Published on June 20th, 2012 | by James Johnson0
Nigerian Email Scams Sound Phony On Purpose, Study Finds
You have probably received dozens, possibly thousands of Nigerian email scams over the last decade and your first thought has likely been “they can’t be serious.” It turns out those scams are ridiculous on purpose.
According to a recent Microsoft researcher report the “Nigerian Scams” come right out and say they are from Nigeria and then make outrageous claims about millions of dollars being given away so they can find their way to the most truly gullible internet users.
Once scammers have received return emails they know their ideal target has been reached.
It turns out that the final process of collecting information and scamming people out of their hard earned money actually takes a lot of time and some cash on the part of the scammer, by getting rid of smart people they ensure a much smoother process.
Microsoft researcher Cormac Herley wrote in his findings:
“[I]f the goal is to maximize response to the email campaign it would seem that mentioning ‘Nigeria’ (a country that to many has become synonymous with scams) is counter-productive. One could hardly choose a worse place to claim to be from if the goal is to lure the unwary into email communication…
“Since gullibility is unobservable, the best strategy is to get those who possess this quality to self-identify. An email with tales of fabulous amounts of money and West African corruption will strike all but the most gullible as bizarre. It will be recognized and ignored by anyone who has been using the Internet long enough to have seen it several times.
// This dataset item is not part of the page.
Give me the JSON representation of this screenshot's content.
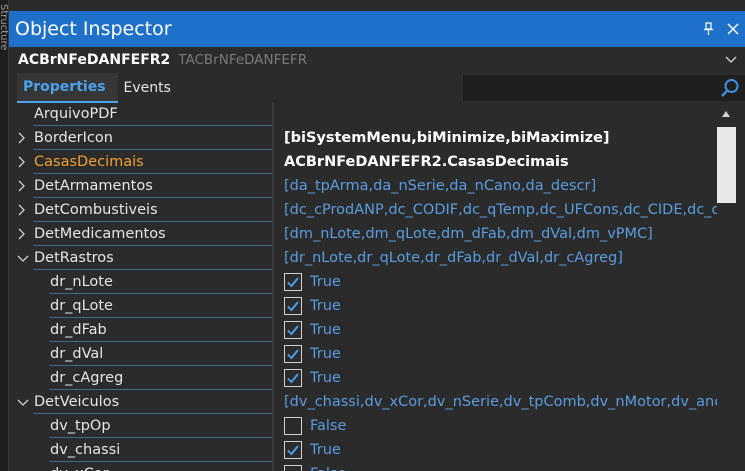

It will be figured out by anyone savvy enough to use a search engine and follow up on the auto-complete suggestions [of search engines]. It won’t be pursued by anyone who consults sensible family or fiends, or who reads any of the advice banks and money transfer agencies make available. Those who remain are the scammers ideal targets. They represent a tiny subset of the overall population.”
When I’m bored I like to lead on Nigerian scammers, in several cases I even gave them the address to the State’s attorney’s office so they would pay to overnight me Fedex documents to sign and send back with my social security number and $500 they expected for processing. In another incident I actually gave a fake Western Union number but told the fraudster I sent the money to a location 45 miles from their base of operations so they would drive out of their way.